Westmoreland’s proposed budget includes $121,000 for staffing, collection materials and additional operating expenses for the library. Since the new library is not scheduled to open until January, the extra money in the budget is designed to cover costs for six months. The funding will have to be continued into the following fiscal year.
If there was a surprise in the proposed budget, it was Westmoreland’s decision not to meet the Jackson County Schools’ request for an increase in operating funds to offset their anticipated decreases in state funding.
Jackson County Schools Superintendent Sue Nations asked county commissioners to help the schools bridge an expected budget gap that could extend to nearly $1 million if Gov. Perdue’s proposed discretionary cuts take effect.
Westmoreland’s draft budget includes a meager $18,000 increase for the schools’ operating budget, when Nations requested an increase in excess of $350,000 to help pay for faculty and support staff.

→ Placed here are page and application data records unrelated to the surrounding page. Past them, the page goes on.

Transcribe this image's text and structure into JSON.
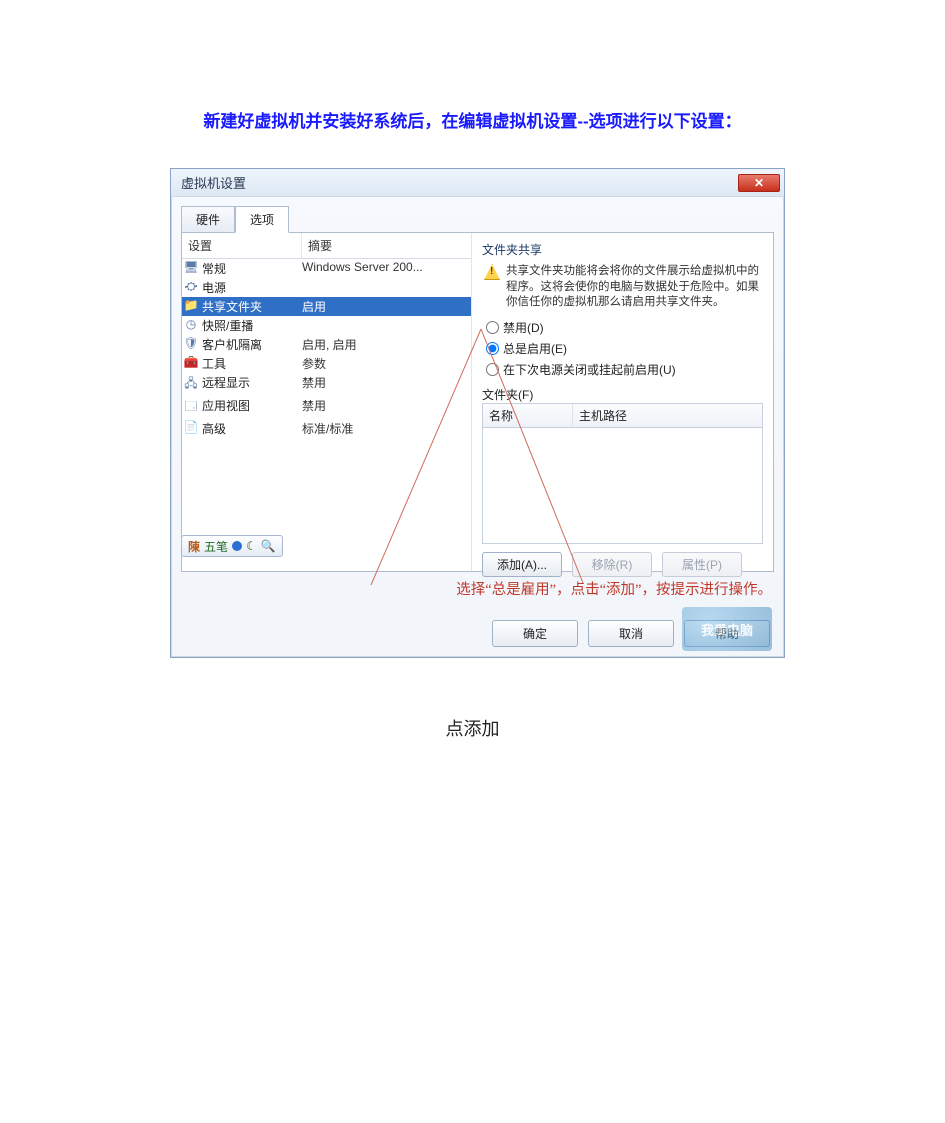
{
  "heading": "新建好虚拟机并安装好系统后，在编辑虚拟机设置--选项进行以下设置：",
  "dialog": {
    "title": "虚拟机设置",
    "close_x": "✕",
    "tabs": {
      "hardware": "硬件",
      "options": "选项"
    },
    "columns": {
      "setting": "设置",
      "summary": "摘要"
    },
    "rows": [
      {
        "icon": "🖥",
        "name": "常规",
        "summary": "Windows Server 200..."
      },
      {
        "icon": "⛮",
        "name": "电源",
        "summary": ""
      },
      {
        "icon": "📁",
        "name": "共享文件夹",
        "summary": "启用",
        "selected": true
      },
      {
        "icon": "◷",
        "name": "快照/重播",
        "summary": ""
      },
      {
        "icon": "🛡",
        "name": "客户机隔离",
        "summary": "启用, 启用"
      },
      {
        "icon": "🧰",
        "name": "工具",
        "summary": "参数"
      },
      {
        "icon": "🖧",
        "name": "远程显示",
        "summary": "禁用"
      },
      {
        "icon": "🗔",
        "name": "应用视图",
        "summary": "禁用"
      },
      {
        "icon": "📄",
        "name": "高级",
        "summary": "标准/标准"
      }
    ],
    "ime": {
      "chen": "陳",
      "wubi": "五笔"
    },
    "right": {
      "group_title": "文件夹共享",
      "warning": "共享文件夹功能将会将你的文件展示给虚拟机中的程序。这将会使你的电脑与数据处于危险中。如果你信任你的虚拟机那么请启用共享文件夹。",
      "radio_disable": "禁用(D)",
      "radio_always": "总是启用(E)",
      "radio_next": "在下次电源关闭或挂起前启用(U)",
      "folders_label": "文件夹(F)",
      "folders_cols": {
        "name": "名称",
        "path": "主机路径"
      },
      "btn_add": "添加(A)...",
      "btn_remove": "移除(R)",
      "btn_props": "属性(P)"
    },
    "annotation": "选择“总是雇用”，点击“添加”，按提示进行操作。",
    "watermark": "我爱电脑",
    "footer": {
      "ok": "确定",
      "cancel": "取消",
      "help": "帮助"
    }
  },
  "caption": "点添加"
}
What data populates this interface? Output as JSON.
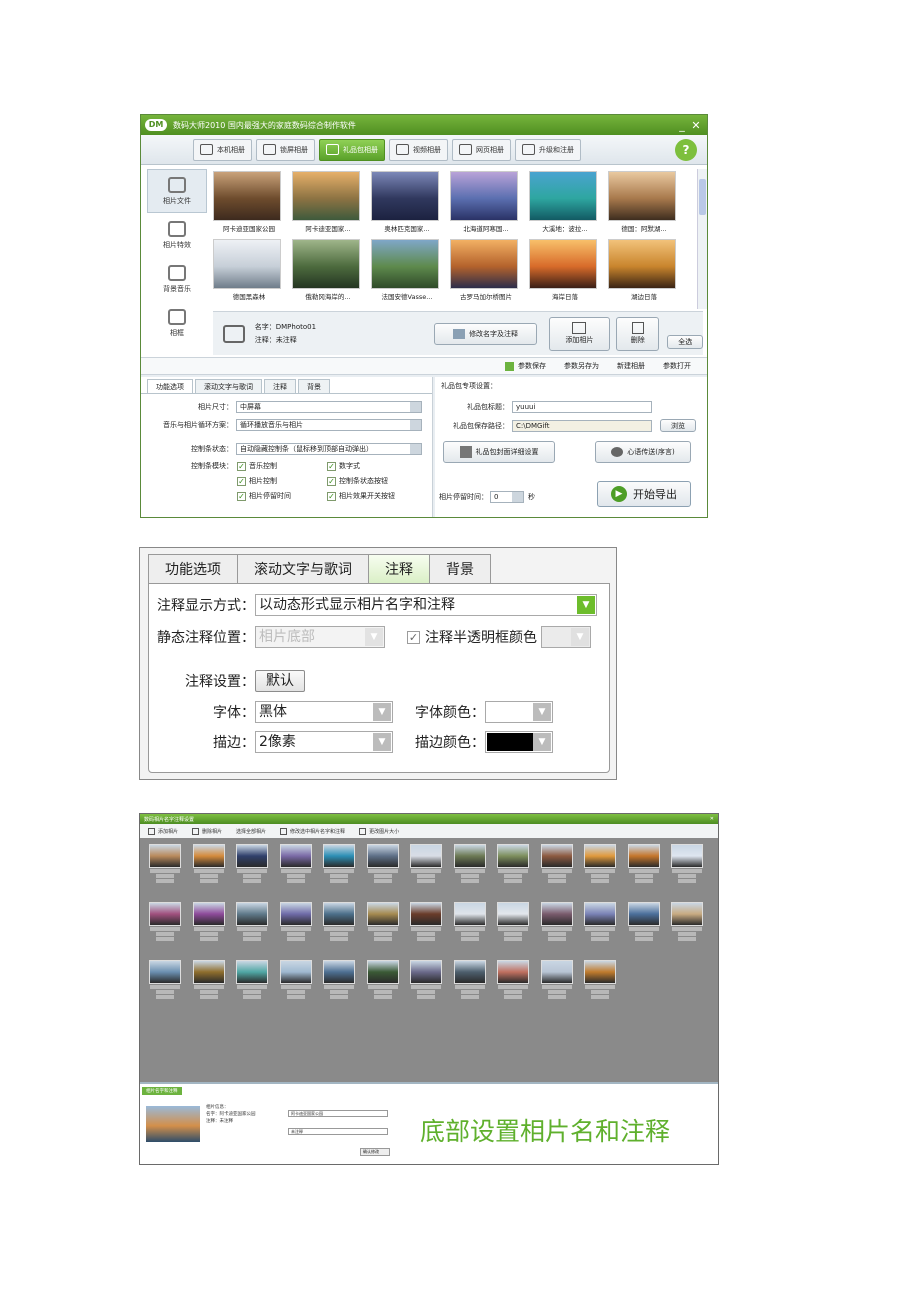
{
  "shot1": {
    "window_title": "数码大师2010  国内最强大的家庭数码综合制作软件",
    "window_minimize": "_",
    "window_close": "✕",
    "tabs": [
      {
        "label": "本机相册"
      },
      {
        "label": "锁屏相册"
      },
      {
        "label": "礼品包相册"
      },
      {
        "label": "视频相册"
      },
      {
        "label": "网页相册"
      },
      {
        "label": "升级和注册"
      }
    ],
    "help_label": "?",
    "left_nav": [
      {
        "label": "相片文件"
      },
      {
        "label": "相片特效"
      },
      {
        "label": "背景音乐"
      },
      {
        "label": "相框"
      }
    ],
    "photos": [
      {
        "caption": "阿卡迪亚国家公园",
        "colors": [
          "#c9a27a",
          "#6e4c2d",
          "#3d2a1e"
        ]
      },
      {
        "caption": "阿卡迪亚国家...",
        "colors": [
          "#e6b06a",
          "#8d7343",
          "#3e5a3c"
        ]
      },
      {
        "caption": "奥林匹克国家...",
        "colors": [
          "#7c88b8",
          "#30385e",
          "#1c2240"
        ]
      },
      {
        "caption": "北海道阿寒国...",
        "colors": [
          "#b9a3d8",
          "#5b6fb0",
          "#2a3266"
        ]
      },
      {
        "caption": "大溪地：波拉...",
        "colors": [
          "#4aa3d0",
          "#2ea6a0",
          "#125a63"
        ]
      },
      {
        "caption": "德国：阿默湖...",
        "colors": [
          "#e9c9a0",
          "#a8794c",
          "#3e2d1f"
        ]
      },
      {
        "caption": "德国黑森林",
        "colors": [
          "#eef1f5",
          "#c7cfd8",
          "#6f7d8a"
        ]
      },
      {
        "caption": "俄勒冈海岸的...",
        "colors": [
          "#9fb58a",
          "#4d6b3e",
          "#243522"
        ]
      },
      {
        "caption": "法国安德Vasse...",
        "colors": [
          "#7fa7c8",
          "#5e8a4d",
          "#2f4a29"
        ]
      },
      {
        "caption": "古罗马加尔桥图片",
        "colors": [
          "#f2b063",
          "#b4622c",
          "#2c2d4a"
        ]
      },
      {
        "caption": "海岸日落",
        "colors": [
          "#f8c06a",
          "#d86b2a",
          "#3a1f17"
        ]
      },
      {
        "caption": "湖边日落",
        "colors": [
          "#f2c27a",
          "#c9852d",
          "#3a2414"
        ]
      }
    ],
    "info": {
      "name_line": "名字：DMPhoto01",
      "note_line": "注释：未注释"
    },
    "buttons": {
      "edit_name": "修改名字及注释",
      "add_photo": "添加相片",
      "delete": "删除",
      "select_all": "全选"
    },
    "toolbar2": [
      "参数保存",
      "参数另存为",
      "新建相册",
      "参数打开"
    ],
    "lower_tabs": [
      "功能选项",
      "滚动文字与歌词",
      "注释",
      "背景"
    ],
    "form": {
      "size_label": "相片尺寸：",
      "size_value": "中屏幕",
      "loop_label": "音乐与相片循环方案：",
      "loop_value": "循环播放音乐与相片",
      "control_label": "控制条状态：",
      "control_value": "自动隐藏控制条（鼠标移到顶部自动弹出）",
      "module_label": "控制条模块：",
      "checks": [
        "音乐控制",
        "数字式",
        "相片控制",
        "控制条状态按钮",
        "相片停留时间",
        "相片效果开关按钮"
      ]
    },
    "right_panel": {
      "title": "礼品包专项设置：",
      "gift_title_label": "礼品包标题：",
      "gift_title_value": "yuuui",
      "save_path_label": "礼品包保存路径：",
      "save_path_value": "C:\\DMGift",
      "browse": "浏览",
      "cover_btn": "礼品包封面详细设置",
      "wish_btn": "心语传送(序言)",
      "stay_label": "相片停留时间：",
      "stay_value": "0",
      "stay_unit": "秒",
      "export": "开始导出"
    }
  },
  "shot2": {
    "tabs": [
      "功能选项",
      "滚动文字与歌词",
      "注释",
      "背景"
    ],
    "active_tab": "注释",
    "display_mode_label": "注释显示方式：",
    "display_mode_value": "以动态形式显示相片名字和注释",
    "static_pos_label": "静态注释位置：",
    "static_pos_value": "相片底部",
    "semi_checkbox": "注释半透明框颜色",
    "settings_label": "注释设置：",
    "default_btn": "默认",
    "font_label": "字体：",
    "font_value": "黑体",
    "font_color_label": "字体颜色：",
    "stroke_label": "描边：",
    "stroke_value": "2像素",
    "stroke_color_label": "描边颜色：",
    "stroke_color": "#000000"
  },
  "shot3": {
    "title": "数码相片名字注释设置",
    "close": "✕",
    "tools": [
      "添加相片",
      "删除相片",
      "选择全部相片",
      "修改选中相片名字和注释",
      "更改图片大小"
    ],
    "photo_colors": [
      "#b98a5c",
      "#d48b3c",
      "#30406b",
      "#7a6aa6",
      "#2c8fb5",
      "#5e6f87",
      "#d9dde6",
      "#6d7a55",
      "#7d8f5d",
      "#8d5a41",
      "#e09a3d",
      "#c5762b",
      "#dfe6f0",
      "#a0507e",
      "#8e4a9a",
      "#607a8a",
      "#6f6ba8",
      "#4c6f8a",
      "#a58a50",
      "#6a3c2a",
      "#dfe4ea",
      "#e3e7ec",
      "#7a5b6d",
      "#7a82b6",
      "#4b6f9b",
      "#c8ab82",
      "#6b8fb0",
      "#8f6e2d",
      "#4fa7a4",
      "#9fb9d0",
      "#4d6f92",
      "#3b5a36",
      "#6b6a8a",
      "#4d5f6d",
      "#c07060",
      "#b8c4d4",
      "#c07b2d"
    ],
    "tab": "相片名字和注释",
    "info_lines": [
      "相片信息：",
      "名字：阿卡迪亚国家公园",
      "注释：未注释"
    ],
    "name_input": "阿卡迪亚国家公园",
    "note_input": "未注释",
    "confirm_btn": "确认修改",
    "hint": "底部设置相片名和注释"
  }
}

Westmoreland said as early as March that he would produce a budget that held departmental funding levels steady but would not involve service cuts or tax increases.
Commissioner Tom Massie welcomed the draft budget and commended the county’s department heads for recognizing the difficulty of the economic climate.
“We’re finding savings every day in the budget and that’s why we’re not having to make some of the cuts going on in neighboring counties,” Massie said. “That reflects good management.”
Massie pointed to the fact that the county could carry over money from this year’s budget if their spending rates hold steady through June.
In the current fiscal year, Jackson County’s expenditures are 11 percent below their budgeted allotment to date, despite the fact that the county’s revenues are 1.6 percent below their predicted levels.
The county will hold a public hearing on the draft budget at 6 p.m. on Monday, June 7, in the county boardroom.